## Assignment
Search the entries for the word "price". Copy each line in which it is found.

══════════════════════════════

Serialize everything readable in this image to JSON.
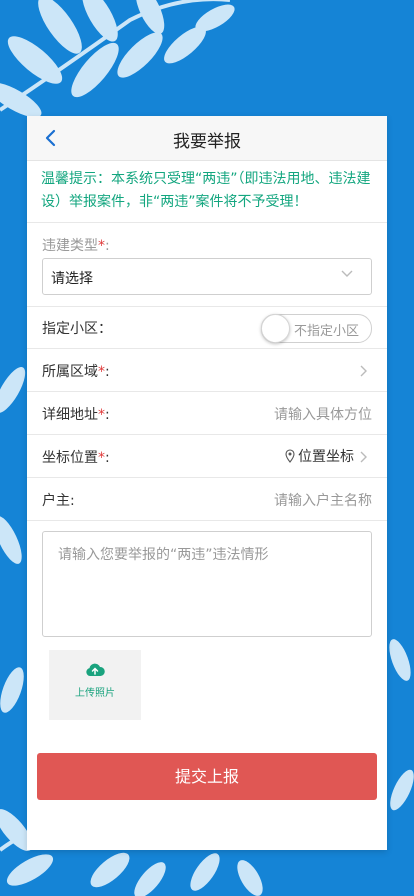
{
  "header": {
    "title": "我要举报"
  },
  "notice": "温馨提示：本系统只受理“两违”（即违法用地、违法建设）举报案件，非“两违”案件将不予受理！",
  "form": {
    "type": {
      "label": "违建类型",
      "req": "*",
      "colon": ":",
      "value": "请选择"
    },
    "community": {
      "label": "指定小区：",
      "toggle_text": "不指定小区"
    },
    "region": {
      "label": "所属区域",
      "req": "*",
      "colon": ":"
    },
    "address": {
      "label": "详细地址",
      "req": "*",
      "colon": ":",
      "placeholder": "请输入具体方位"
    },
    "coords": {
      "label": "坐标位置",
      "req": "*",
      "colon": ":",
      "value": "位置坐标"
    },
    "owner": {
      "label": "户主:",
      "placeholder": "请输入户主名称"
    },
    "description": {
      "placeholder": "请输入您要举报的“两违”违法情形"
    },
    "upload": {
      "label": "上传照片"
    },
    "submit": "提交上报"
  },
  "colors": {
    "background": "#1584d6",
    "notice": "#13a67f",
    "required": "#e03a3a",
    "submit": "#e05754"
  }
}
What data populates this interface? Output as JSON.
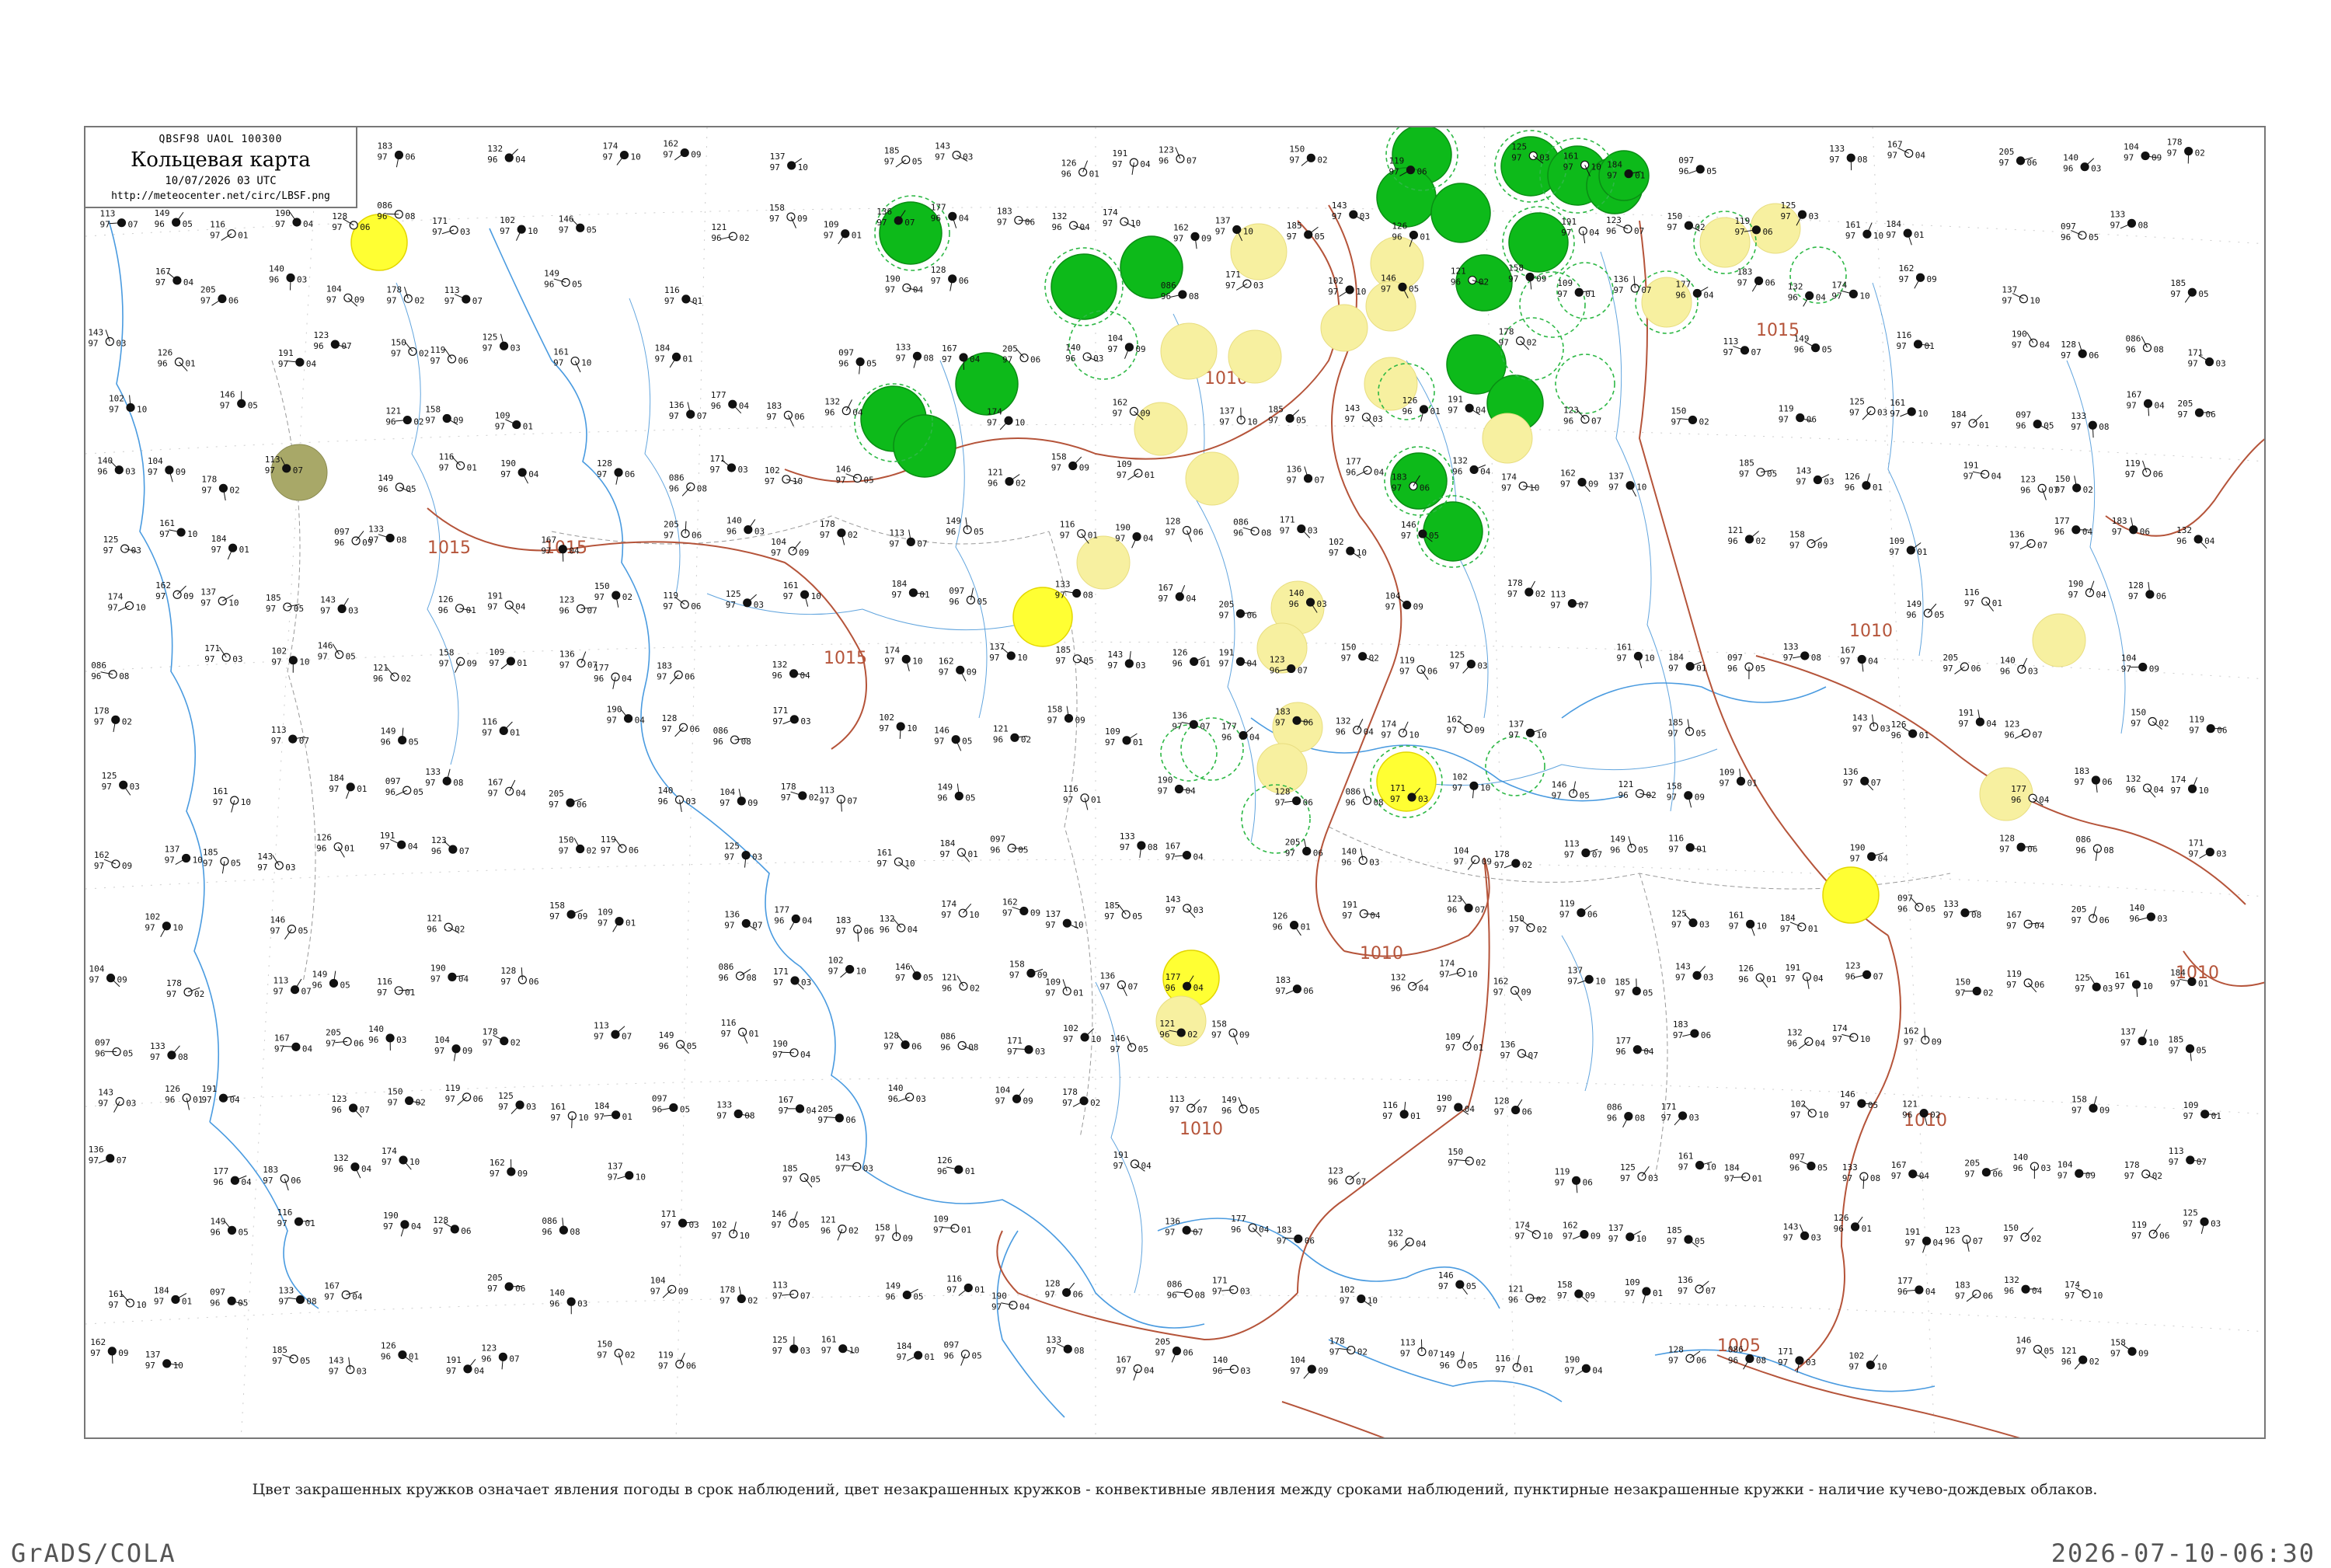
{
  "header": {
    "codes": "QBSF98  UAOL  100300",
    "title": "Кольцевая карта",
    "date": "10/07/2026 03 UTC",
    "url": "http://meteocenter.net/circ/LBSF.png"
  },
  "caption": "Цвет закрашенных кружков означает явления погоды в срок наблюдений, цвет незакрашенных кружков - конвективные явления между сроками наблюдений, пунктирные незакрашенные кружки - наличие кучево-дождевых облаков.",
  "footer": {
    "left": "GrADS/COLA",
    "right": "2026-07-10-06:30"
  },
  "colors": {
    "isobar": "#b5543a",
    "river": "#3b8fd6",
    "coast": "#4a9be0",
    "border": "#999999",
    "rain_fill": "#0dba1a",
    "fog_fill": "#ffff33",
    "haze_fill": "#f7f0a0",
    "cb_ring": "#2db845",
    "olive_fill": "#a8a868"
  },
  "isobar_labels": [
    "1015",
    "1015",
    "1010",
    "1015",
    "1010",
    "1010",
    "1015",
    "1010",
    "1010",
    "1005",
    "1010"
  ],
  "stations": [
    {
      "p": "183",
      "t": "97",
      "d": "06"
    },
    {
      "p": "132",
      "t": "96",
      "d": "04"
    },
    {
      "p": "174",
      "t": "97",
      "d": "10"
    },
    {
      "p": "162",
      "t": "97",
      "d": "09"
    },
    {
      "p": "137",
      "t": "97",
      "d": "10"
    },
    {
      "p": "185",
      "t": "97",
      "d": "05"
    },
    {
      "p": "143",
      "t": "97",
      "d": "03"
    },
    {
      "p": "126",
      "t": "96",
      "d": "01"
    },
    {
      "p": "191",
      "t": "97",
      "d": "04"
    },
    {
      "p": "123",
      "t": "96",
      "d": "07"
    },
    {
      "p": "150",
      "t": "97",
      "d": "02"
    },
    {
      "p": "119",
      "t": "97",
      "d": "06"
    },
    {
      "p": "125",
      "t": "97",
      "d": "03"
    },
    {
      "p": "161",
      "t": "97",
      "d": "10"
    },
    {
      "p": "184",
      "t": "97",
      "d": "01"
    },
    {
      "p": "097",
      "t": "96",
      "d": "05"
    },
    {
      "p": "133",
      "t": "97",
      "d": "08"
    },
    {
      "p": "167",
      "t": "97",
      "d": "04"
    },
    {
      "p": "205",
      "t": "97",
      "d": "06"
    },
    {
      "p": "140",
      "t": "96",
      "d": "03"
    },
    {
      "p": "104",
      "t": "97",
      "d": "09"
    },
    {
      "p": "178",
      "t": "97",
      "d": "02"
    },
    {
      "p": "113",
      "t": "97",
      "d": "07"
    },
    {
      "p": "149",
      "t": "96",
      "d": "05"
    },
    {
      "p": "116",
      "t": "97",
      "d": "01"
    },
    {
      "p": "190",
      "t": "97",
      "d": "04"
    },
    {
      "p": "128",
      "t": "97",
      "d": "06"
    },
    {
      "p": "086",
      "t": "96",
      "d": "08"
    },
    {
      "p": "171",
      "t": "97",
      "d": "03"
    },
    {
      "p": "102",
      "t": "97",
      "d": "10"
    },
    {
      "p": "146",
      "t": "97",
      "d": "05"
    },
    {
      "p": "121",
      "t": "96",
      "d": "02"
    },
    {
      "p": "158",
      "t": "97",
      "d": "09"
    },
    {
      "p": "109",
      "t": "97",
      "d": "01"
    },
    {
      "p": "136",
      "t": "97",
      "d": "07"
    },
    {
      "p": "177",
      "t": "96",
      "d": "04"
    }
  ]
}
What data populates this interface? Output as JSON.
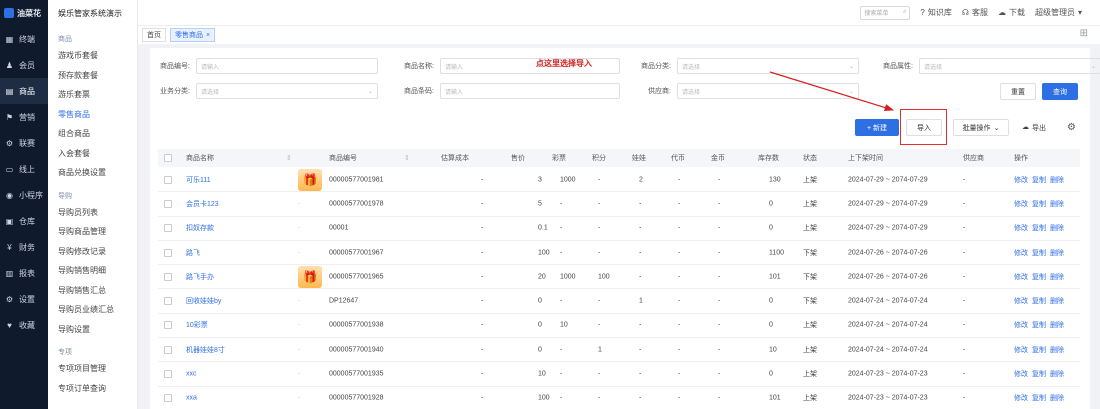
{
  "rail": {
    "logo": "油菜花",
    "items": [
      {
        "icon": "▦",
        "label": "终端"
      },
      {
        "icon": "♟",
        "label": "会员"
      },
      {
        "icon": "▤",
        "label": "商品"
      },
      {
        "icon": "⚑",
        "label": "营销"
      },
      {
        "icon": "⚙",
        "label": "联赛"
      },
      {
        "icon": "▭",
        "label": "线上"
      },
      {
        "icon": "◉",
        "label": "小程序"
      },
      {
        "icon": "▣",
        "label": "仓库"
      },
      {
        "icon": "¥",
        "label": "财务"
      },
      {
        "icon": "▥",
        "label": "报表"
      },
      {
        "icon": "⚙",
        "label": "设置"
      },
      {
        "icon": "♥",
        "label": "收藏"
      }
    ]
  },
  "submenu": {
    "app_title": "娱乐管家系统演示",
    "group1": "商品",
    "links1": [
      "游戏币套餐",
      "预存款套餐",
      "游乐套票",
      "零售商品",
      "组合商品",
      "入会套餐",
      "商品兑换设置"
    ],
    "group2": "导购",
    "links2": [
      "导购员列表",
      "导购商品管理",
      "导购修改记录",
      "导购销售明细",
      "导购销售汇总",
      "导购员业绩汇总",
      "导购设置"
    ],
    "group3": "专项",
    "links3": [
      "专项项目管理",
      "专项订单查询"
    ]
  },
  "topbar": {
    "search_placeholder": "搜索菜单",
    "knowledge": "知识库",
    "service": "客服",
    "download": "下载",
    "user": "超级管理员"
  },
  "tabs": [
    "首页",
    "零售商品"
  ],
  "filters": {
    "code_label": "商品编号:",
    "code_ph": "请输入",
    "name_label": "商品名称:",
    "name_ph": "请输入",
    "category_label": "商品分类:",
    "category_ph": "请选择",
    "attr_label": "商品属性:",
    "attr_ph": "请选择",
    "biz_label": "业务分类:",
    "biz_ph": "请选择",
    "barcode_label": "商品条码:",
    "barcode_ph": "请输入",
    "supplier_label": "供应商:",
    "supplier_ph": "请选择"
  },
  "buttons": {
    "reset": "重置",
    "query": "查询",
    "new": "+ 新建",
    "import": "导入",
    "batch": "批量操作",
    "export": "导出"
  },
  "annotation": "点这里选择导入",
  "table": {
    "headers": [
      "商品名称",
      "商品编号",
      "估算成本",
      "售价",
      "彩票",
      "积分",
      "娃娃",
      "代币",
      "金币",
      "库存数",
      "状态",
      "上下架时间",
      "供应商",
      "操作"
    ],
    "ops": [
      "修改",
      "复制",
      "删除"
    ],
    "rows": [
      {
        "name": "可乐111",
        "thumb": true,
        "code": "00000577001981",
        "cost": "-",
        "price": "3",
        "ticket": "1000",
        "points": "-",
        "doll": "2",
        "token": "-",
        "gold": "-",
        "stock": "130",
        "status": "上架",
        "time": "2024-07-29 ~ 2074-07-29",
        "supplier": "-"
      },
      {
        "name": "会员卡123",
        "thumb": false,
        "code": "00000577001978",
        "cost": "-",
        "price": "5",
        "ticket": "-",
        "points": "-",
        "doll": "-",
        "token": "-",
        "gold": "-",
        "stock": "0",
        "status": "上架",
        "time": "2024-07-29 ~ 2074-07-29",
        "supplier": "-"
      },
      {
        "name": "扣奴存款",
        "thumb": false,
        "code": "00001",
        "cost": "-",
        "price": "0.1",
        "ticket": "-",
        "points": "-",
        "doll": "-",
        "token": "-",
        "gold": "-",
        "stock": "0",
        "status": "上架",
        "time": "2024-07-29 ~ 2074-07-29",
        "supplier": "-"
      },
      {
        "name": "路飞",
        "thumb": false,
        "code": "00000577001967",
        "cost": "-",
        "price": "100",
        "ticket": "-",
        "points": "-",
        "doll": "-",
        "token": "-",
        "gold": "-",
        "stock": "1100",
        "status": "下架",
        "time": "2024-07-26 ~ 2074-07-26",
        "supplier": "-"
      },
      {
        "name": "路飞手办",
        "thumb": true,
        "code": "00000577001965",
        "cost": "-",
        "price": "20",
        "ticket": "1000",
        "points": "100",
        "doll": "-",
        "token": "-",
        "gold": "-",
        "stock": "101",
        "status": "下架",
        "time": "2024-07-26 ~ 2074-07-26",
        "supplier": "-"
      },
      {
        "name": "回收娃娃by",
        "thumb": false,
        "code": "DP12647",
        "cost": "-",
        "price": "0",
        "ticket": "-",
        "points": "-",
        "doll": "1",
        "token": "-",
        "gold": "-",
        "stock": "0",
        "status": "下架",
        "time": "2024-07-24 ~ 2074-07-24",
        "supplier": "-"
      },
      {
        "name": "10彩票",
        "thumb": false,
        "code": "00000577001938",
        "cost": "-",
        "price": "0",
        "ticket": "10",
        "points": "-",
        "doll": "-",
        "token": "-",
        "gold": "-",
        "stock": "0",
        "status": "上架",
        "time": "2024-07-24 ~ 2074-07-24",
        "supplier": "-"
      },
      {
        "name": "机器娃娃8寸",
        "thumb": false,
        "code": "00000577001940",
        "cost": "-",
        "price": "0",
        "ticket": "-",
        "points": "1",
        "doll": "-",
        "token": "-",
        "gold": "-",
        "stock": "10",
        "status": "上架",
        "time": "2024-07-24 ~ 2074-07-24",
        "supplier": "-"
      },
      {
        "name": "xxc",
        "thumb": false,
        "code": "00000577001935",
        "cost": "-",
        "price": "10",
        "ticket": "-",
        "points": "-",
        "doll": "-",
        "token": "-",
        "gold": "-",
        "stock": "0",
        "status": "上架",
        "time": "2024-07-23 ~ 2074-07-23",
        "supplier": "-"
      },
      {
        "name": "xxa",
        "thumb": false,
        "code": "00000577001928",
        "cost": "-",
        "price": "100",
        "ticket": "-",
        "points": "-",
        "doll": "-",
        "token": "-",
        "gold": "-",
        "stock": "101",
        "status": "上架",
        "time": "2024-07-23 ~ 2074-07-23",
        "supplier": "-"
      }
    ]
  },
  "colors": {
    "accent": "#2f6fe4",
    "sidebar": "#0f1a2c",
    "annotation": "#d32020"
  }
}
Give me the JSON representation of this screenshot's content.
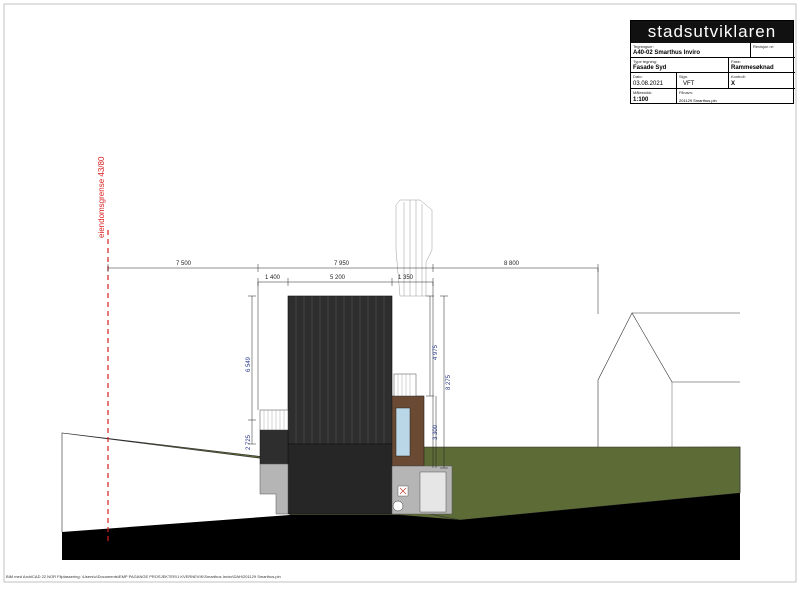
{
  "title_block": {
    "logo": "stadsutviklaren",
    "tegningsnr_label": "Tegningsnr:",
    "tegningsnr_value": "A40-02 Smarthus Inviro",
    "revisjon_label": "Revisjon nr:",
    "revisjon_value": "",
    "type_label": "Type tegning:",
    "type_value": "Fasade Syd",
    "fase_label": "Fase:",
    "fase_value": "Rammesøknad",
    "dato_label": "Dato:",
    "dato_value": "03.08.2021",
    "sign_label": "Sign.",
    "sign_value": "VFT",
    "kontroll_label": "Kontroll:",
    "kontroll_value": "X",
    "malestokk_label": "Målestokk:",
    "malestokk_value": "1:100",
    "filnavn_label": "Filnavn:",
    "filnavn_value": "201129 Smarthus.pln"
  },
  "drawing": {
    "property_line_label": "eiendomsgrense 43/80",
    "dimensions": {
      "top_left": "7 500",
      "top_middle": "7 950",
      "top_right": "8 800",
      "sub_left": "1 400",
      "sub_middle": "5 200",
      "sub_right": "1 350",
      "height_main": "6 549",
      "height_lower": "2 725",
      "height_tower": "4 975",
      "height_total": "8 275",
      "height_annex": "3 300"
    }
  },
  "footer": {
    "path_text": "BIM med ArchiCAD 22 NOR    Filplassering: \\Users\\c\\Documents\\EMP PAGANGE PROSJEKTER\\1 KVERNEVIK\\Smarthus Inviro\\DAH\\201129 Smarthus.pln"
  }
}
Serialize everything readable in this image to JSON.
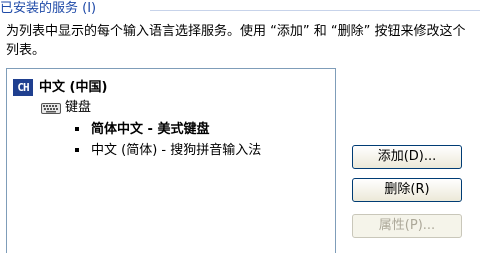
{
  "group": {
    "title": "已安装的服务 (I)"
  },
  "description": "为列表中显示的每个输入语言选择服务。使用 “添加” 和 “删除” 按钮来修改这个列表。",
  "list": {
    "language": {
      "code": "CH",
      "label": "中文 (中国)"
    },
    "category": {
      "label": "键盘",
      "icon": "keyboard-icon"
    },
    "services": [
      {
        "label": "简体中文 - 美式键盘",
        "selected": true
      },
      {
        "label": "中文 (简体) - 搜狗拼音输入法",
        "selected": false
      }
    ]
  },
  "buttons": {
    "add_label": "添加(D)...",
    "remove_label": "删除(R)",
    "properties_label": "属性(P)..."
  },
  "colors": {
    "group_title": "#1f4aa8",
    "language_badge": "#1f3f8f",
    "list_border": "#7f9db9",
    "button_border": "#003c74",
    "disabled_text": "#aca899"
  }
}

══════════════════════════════

## Result of the exercise
        "price": "3",
        "price": "5",
        "price": "0.1",
        "price": "100",
        "price": "20",
        "price": "0",
        "price": "0",
        "price": "0",
        "price": "10",
        "price": "100",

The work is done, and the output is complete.